http://www.craig.howell.net/legend07/index2.htm

Go to index 36, the bike he built entirely from scratch is the 1934 V4 double overhead cam AJS. Didn't take long either, about 18 months.

Glen
 
Joined
Dec 22, 2006
Messages
6,648
Country flag
Thanks for the link Coco
The stripped port already has had a steel insert welded in, but I see Colorado Norton Works may be able to do their repair in spite of this.

I like the look of the Norivns in particular, some of the Eglis look a bit like Uglis to me.
I have been lusting after a Norivn for some time now, but I am rethinking that after following a recent discussion on the Vincent site. A number of people there own or have owned Norvins. The consensus is that putting the Vincent engine into the Featherbed frame screws up the great handling of the Featherbed. This is because of the high centre of gravity created by shoehorning the large Vincent engine in.
One owner said that he rarely rode his Norvin because of the poor handling, instead chosing to ride his standard Vincent which has a low centre of gravity and handles nicely.
The Eglis are said to handle well though.

If I had the money, I would go for one of the new Godet Eglis, they are a recreation of the Vincent Engined Eglis built by Fritz Egli back in the 70s.
To me they are the most beautiful bike built today, and at up to 1330 CC and just 385 pounds they are fast.

http://www.godet-motorcycles.com/egli/egli03.htm
 
Joined
Aug 14, 2006
Messages
1,451
worntorn said:
If I had the money, I would go for one of the new Godet Eglis, they are a recreation of the Vincent Engined Eglis built by Fritz Egli back in the 70s.
To me they are the most beautiful bike built today, and at up to 1330 CC and just 385 pounds they are fast.

http://www.godet-motorcycles.com/egli/egli03.htm

There was a write up in Classic Bike a while back and they had the new Egli-Vincents (not the Godet version) with a price tag of around 40,000 pounds which is roughly $88,400 Canadian :shock: . I forget who the maker was.

They are beautiful machines.
 
Joined
Nov 10, 2006
Messages
1,370
Country flag
Worntorn,
If the port has a steel insert fitted it can't be welded in, and even if its an alloy insert welded you might be able to remove and replace it insitu.
Cash
 
Joined
Dec 22, 2006
Messages
6,648
Country flag
The funny thing is, it is steel and it is welded. Not sure how that was accomplished but you can see the uneven line between the alloy weld and the steel insert quite clearly.
 
Joined
Nov 10, 2006
Messages
1,370
Country flag
Hmmm! I would have thought welding aluminium alloy to steel was impossilble.

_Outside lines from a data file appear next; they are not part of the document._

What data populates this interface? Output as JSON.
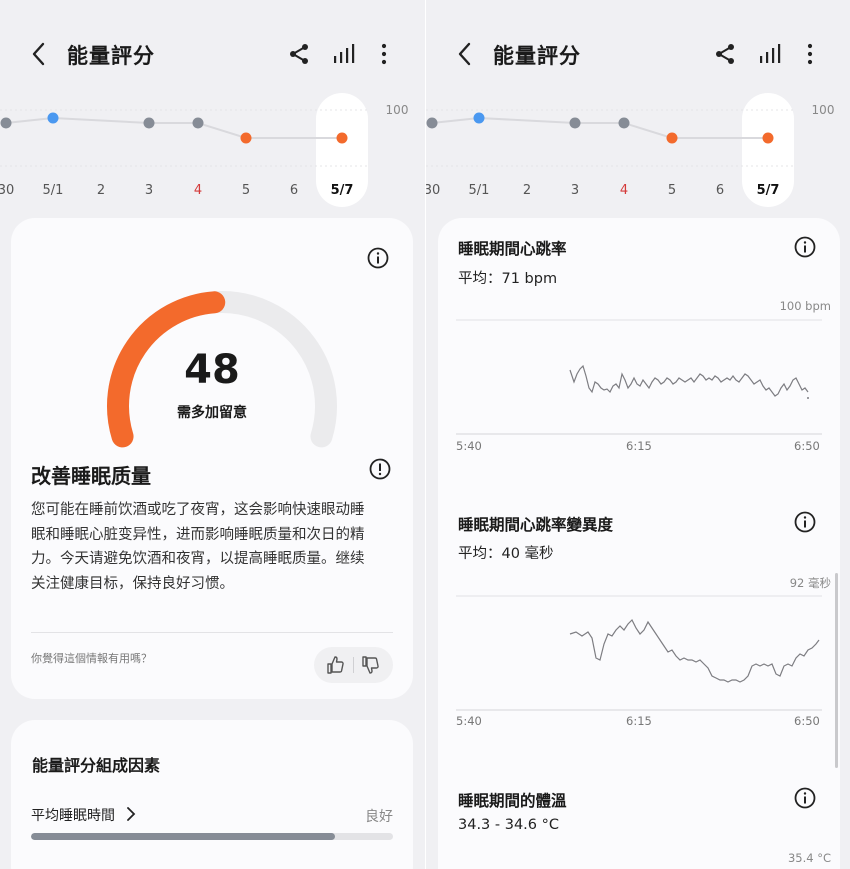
{
  "header": {
    "title": "能量評分"
  },
  "trend": {
    "ymax_label": "100",
    "dates": [
      "30",
      "5/1",
      "2",
      "3",
      "4",
      "5",
      "6",
      "5/7"
    ],
    "points": [
      {
        "date": "30",
        "level": "mid",
        "color": "#868c96"
      },
      {
        "date": "5/1",
        "level": "high",
        "color": "#4a98f0"
      },
      {
        "date": "3",
        "level": "mid",
        "color": "#868c96"
      },
      {
        "date": "4",
        "level": "mid",
        "color": "#868c96"
      },
      {
        "date": "5",
        "level": "low",
        "color": "#f36a2c"
      },
      {
        "date": "5/7",
        "level": "low",
        "color": "#f36a2c"
      }
    ],
    "highlight_date": "5/7",
    "red_date": "4"
  },
  "score": {
    "value": "48",
    "value_number": 48,
    "label": "需多加留意",
    "gauge_color": "#f36a2c"
  },
  "insight": {
    "title": "改善睡眠质量",
    "lines": [
      "您可能在睡前饮酒或吃了夜宵，这会影响快速眼动睡",
      "眠和睡眠心脏变异性，进而影响睡眠质量和次日的精",
      "力。今天请避免饮酒和夜宵，以提高睡眠质量。继续",
      "关注健康目标，保持良好习惯。"
    ],
    "feedback_question": "你覺得這個情報有用嗎？"
  },
  "factors": {
    "title": "能量評分組成因素",
    "item_label": "平均睡眠時間",
    "item_status": "良好",
    "item_progress": 0.84
  },
  "heart_rate": {
    "title": "睡眠期間心跳率",
    "avg": "平均：71 bpm",
    "ymax": "100 bpm",
    "x_labels": [
      "5:40",
      "6:15",
      "6:50"
    ]
  },
  "hrv": {
    "title": "睡眠期間心跳率變異度",
    "avg": "平均：40 毫秒",
    "ymax": "92 毫秒",
    "x_labels": [
      "5:40",
      "6:15",
      "6:50"
    ]
  },
  "temp": {
    "title": "睡眠期間的體溫",
    "range": "34.3 - 34.6 °C",
    "ymax": "35.4 °C"
  },
  "colors": {
    "accent": "#f36a2c",
    "blue_point": "#4a98f0",
    "grey_point": "#868c96",
    "red_date": "#d43a3a"
  }
}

Cash
 
Joined
May 19, 2006
Messages
1,612
Country flag
cash said:
Hmmm! I would have thought welding aluminium alloy to steel was impossilble.

Cash

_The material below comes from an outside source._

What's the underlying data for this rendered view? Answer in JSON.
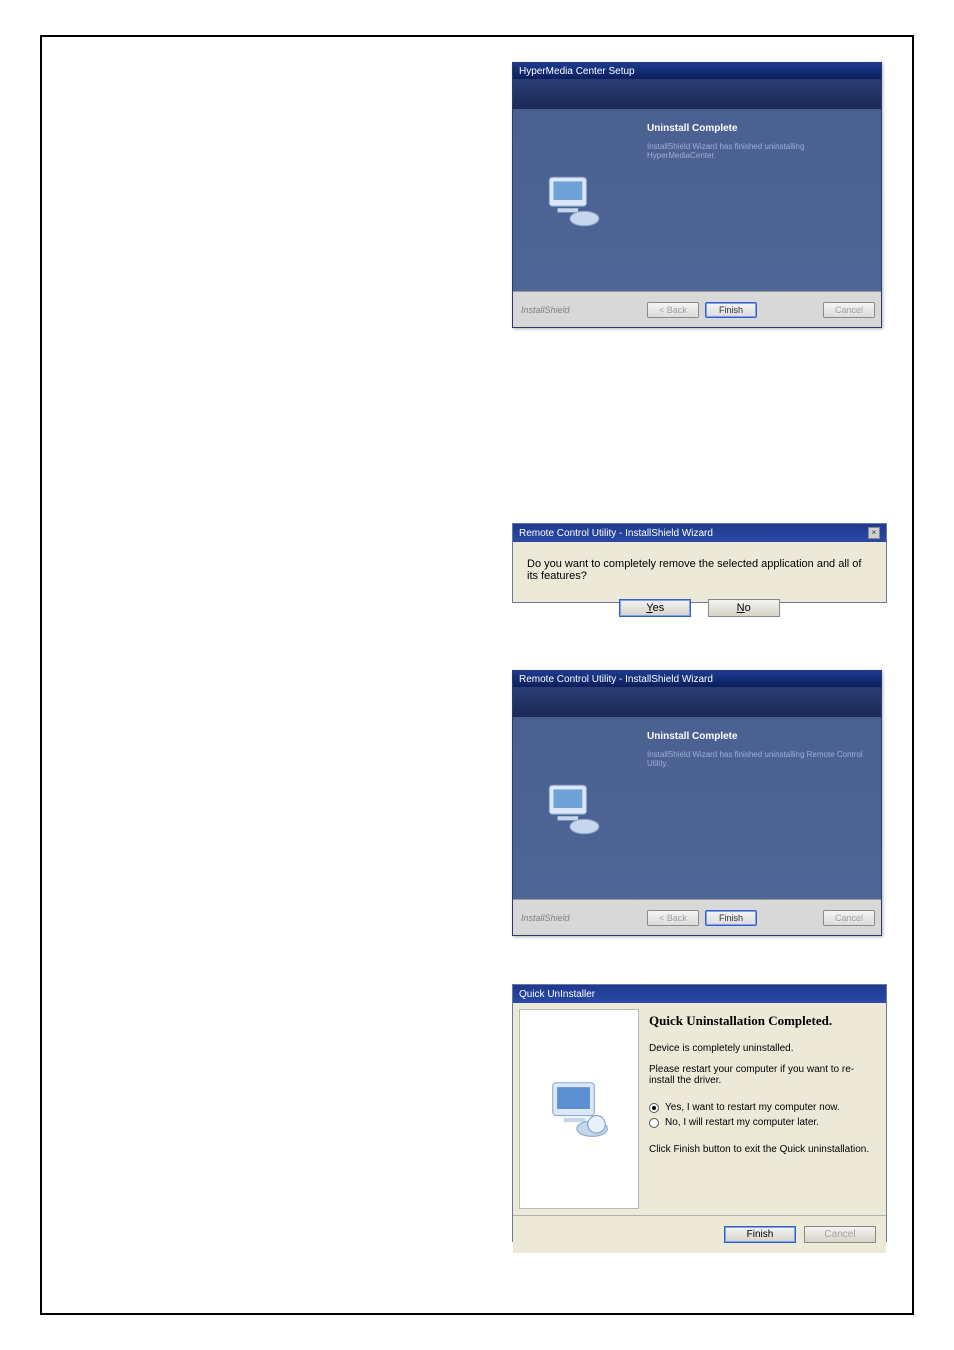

Pistons can do it :D (or doesn't friction count ?)
 
Joined
Dec 22, 2006
Messages
6,648
Country flag
I had thought this impossible too. Here is an ad from a welding company called "Muggyweld"
" Alloy 1 is a multi-metal, low temperature solder with a melting point of 350o. Its unique properties allow you to join copper, aluminum, brass, pot metal, white metal, zinc die cast, stainless, galvanized, pewter and steel in any combination. This rod allows you to join metals such as steel to aluminum, which welding instructors are STILL teaching can't be done."

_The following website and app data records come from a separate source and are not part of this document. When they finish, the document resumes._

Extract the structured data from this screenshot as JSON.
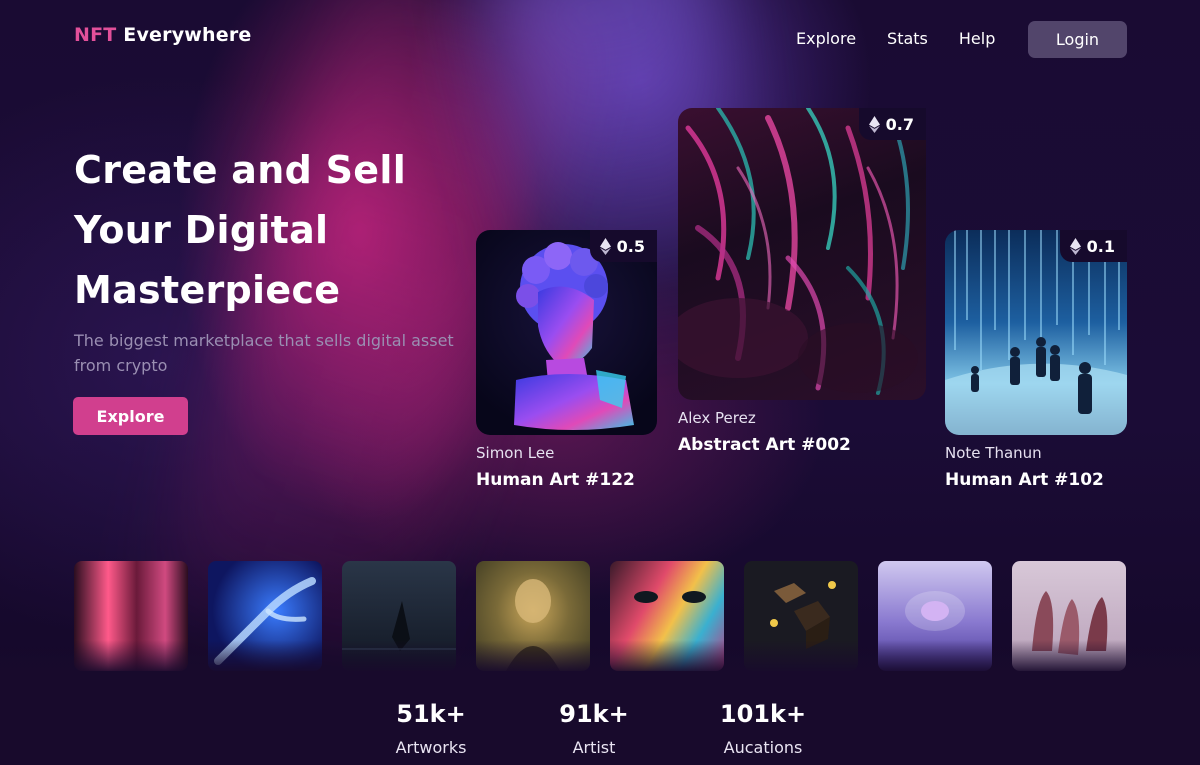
{
  "header": {
    "logo_accent": "NFT",
    "logo_rest": " Everywhere",
    "nav": [
      {
        "label": "Explore"
      },
      {
        "label": "Stats"
      },
      {
        "label": "Help"
      }
    ],
    "login_label": "Login"
  },
  "hero": {
    "title_lines": [
      "Create and Sell",
      "Your Digital",
      "Masterpiece"
    ],
    "subtitle": "The biggest marketplace that sells digital asset from crypto",
    "cta_label": "Explore"
  },
  "cards": [
    {
      "price": "0.5",
      "author": "Simon Lee",
      "title": "Human Art #122"
    },
    {
      "price": "0.7",
      "author": "Alex Perez",
      "title": "Abstract Art #002"
    },
    {
      "price": "0.1",
      "author": "Note Thanun",
      "title": "Human Art #102"
    }
  ],
  "thumbnails": [
    {
      "name": "neon-corridor"
    },
    {
      "name": "blue-hand"
    },
    {
      "name": "dark-pyramid"
    },
    {
      "name": "pixel-mona-lisa"
    },
    {
      "name": "painted-face"
    },
    {
      "name": "floating-cubes"
    },
    {
      "name": "glowing-brain"
    },
    {
      "name": "melting-figures"
    }
  ],
  "stats": [
    {
      "value": "51k+",
      "label": "Artworks"
    },
    {
      "value": "91k+",
      "label": "Artist"
    },
    {
      "value": "101k+",
      "label": "Aucations"
    }
  ],
  "colors": {
    "accent": "#d13f8e",
    "logo_accent": "#e2509a",
    "background": "#1a0b33"
  },
  "icons": {
    "price": "ethereum-icon"
  }
}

If that is 350centigrade then this product would work for the job.
Perhaps this is the stuff used on my bike.
 
Joined
Nov 10, 2006
Messages
1,370
Country flag
Soldering is not the same as welding, I would reckon your welding instructors are quite correct.
Any way, the insert might be removeable with a bit of luck.
Cash
 
Joined
Dec 22, 2006
Messages
6,648
Country flag
There is a company in Western Washington that does what is called "Explosion Welding" of steel to aluminium. The bike came from Western Washington, so that may explain it.
Anyway, the steel threads stripped out just the same as alloy ones do, so there appears to be no advantage to having the steel insert.
The other exhaust port has no insert and it's alloy threads are in fine shape.
The stripped insert is my fault, several times the exhaust nut came loose while out on rides and the engine vibrations acting on a loose nut destroyed the threads.
I didn't find out about the use/existence of the little lockrings until it the damage was already done.
 
Top